The Recognition of Customary Marriages Act, 120 of 1998 (“the Act”) prescribes the formalities that need to be complied with in order for a customary marriage to be valid. Section 4(3) of the Act provides for customary marriages to be registered within a stipulated time period. However, failure to register a customary marriage does not affect its validity. Many customary marriages, to date, remain unregistered.

Formalities of a customary marriage

Section 3 of the Act provides that a customary marriage entered into after the commencement of the Act will be valid when it complies with the following –

  • the prospective spouses –

(i) must both be above the age of 18 years; and

(ii) must both consent to be married to each other under customary law; and

(iii) the marriage must be negotiated and entered into or celebrated in accordance

with customary law.

Case law

Many cases look into the validity of the customary marriage where one of the requirements of a custom have not been complied with.

The handing over of a bride

In Ngwenyama v Mayelane and Another the court held that the Act does not specify the requirements for the celebration of a customary marriage. This requirement is fulfilled when the celebrations are generally in accordance with the customs applicable in those particular circumstances. But once the three requirements have been fulfilled, a customary marriage, whether monogamous or polygamous, comes into existence.

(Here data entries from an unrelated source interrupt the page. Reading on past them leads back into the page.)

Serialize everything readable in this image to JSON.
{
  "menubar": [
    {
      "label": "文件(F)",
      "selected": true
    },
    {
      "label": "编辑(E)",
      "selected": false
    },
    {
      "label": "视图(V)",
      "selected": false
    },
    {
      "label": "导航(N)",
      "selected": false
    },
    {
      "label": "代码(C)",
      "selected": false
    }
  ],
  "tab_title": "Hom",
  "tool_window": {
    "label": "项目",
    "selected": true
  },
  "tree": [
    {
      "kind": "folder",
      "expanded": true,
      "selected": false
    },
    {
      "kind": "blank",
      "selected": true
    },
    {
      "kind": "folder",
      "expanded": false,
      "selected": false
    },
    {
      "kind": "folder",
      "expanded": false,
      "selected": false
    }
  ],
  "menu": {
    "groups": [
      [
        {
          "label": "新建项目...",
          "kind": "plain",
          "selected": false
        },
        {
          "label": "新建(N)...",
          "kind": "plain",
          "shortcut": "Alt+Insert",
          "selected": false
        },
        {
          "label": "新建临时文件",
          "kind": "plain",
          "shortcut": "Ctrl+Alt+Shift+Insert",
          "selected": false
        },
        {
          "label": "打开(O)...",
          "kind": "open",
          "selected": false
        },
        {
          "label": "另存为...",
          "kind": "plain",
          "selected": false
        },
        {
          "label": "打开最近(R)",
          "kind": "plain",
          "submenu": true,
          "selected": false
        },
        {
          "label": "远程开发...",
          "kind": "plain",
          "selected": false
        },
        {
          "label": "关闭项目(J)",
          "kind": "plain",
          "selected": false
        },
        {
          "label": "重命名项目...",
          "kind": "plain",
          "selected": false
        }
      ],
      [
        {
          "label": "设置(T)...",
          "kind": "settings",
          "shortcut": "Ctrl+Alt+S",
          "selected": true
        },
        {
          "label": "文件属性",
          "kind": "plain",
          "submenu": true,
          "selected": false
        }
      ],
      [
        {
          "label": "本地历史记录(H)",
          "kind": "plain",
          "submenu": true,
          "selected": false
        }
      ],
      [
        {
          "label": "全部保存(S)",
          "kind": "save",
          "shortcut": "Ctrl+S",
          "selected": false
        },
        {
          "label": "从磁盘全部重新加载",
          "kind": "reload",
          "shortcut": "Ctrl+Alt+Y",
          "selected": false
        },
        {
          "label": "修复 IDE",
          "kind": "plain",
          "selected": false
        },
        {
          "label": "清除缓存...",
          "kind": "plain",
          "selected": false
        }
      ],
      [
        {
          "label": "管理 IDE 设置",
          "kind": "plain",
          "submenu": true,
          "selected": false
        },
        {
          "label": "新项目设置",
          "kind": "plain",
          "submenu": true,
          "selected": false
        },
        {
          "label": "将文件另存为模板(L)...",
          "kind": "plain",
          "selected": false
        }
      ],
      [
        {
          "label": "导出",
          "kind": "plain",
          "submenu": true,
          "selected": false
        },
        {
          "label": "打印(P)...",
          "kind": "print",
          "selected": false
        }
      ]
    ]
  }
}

In Mabuza v Mbatha the court stated that African customary law has evolved and was always flexible in application. There is thus no doubt that the siSwati custom of ukumekeza (i.e. the formal integration of the bride into the family of the bridegroom, the custom being one of the three requirements for a valid marriage according in siSwati customary law), like so many other customs, has somehow evolved so much that it is probably practised differently from what it was centuries ago. It is inconceivable that ukumekeza has not evolved and that it cannot be waived by agreement between the parties and/or their families in appropriate cases.

Dispute as to the validity of a customary marriage

If a dispute arises as to the validity of a customary marriage, the case will turn on the ‘bride or bridegroom’s’ tangible evidence in the form of a lobola agreement, supporting affidavits, photographs of the celebration etc. Any document on which either party referred to the other party as his or her spouse may assist in strengthening either party’s case, although this is not absolute.

Recognition of the rights

The rights of women in customary marriages should be on par with those of spouses married in terms of the Marriages Act, 25 of 1961. Unfortunately, these rights are not always upheld and are generally infringed upon as it is challenging to argue the validity of the customary marriage, if unregistered, even if such customary marriage subsists/exists.

Legal remedy

Section 9 of the Constitution provides that everyone is equal before the law and has the right to equal protection and benefit of the law.

A woman in a customary marriage whose rights have been infringed upon has the right to access the courts and have her rights upheld.

A customary marriage, even if unregistered, remains valid it if complies with section 3 of the Act, until proven otherwise.